Materials provided:
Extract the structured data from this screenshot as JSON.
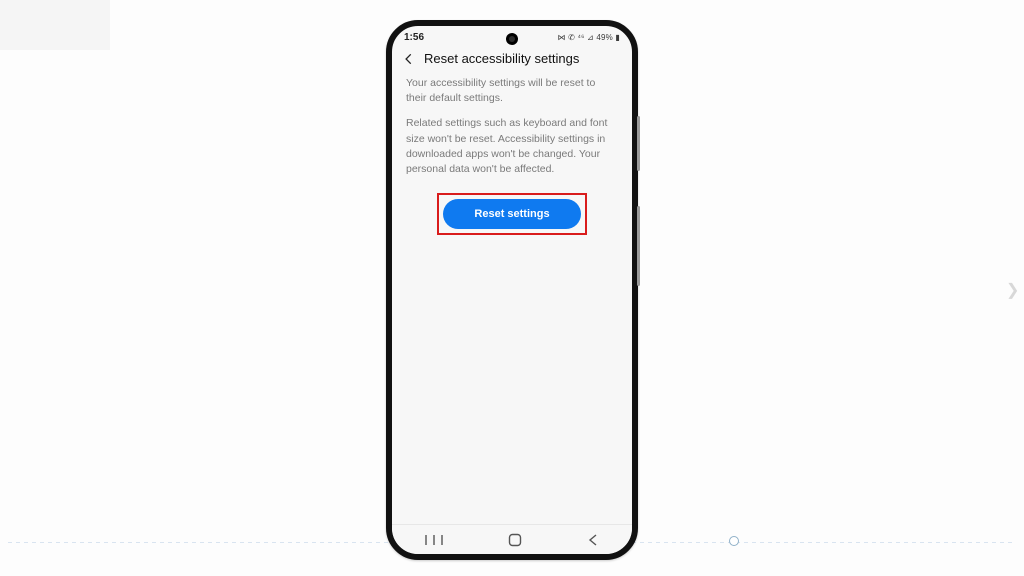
{
  "status_bar": {
    "time": "1:56",
    "indicators": "⋈ ✆ ⁴⁶ ⊿ 49% ▮"
  },
  "header": {
    "title": "Reset accessibility settings"
  },
  "body": {
    "paragraph1": "Your accessibility settings will be reset to their default settings.",
    "paragraph2": "Related settings such as keyboard and font size won't be reset. Accessibility settings in downloaded apps won't be changed. Your personal data won't be affected."
  },
  "button": {
    "reset_label": "Reset settings"
  },
  "colors": {
    "button_bg": "#0f7af0",
    "highlight_border": "#d91c1c"
  }
}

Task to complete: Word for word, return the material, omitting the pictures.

Exercise result:
Extract the structured data from this screenshot as JSON.
{
  "status_bar": {
    "time": "1:56",
    "indicators": "⋈ ✆ ⁴⁶ ⊿ 49% ▮"
  },
  "header": {
    "title": "Reset accessibility settings"
  },
  "body": {
    "paragraph1": "Your accessibility settings will be reset to their default settings.",
    "paragraph2": "Related settings such as keyboard and font size won't be reset. Accessibility settings in downloaded apps won't be changed. Your personal data won't be affected."
  },
  "button": {
    "reset_label": "Reset settings"
  },
  "colors": {
    "button_bg": "#0f7af0",
    "highlight_border": "#d91c1c"
  }
}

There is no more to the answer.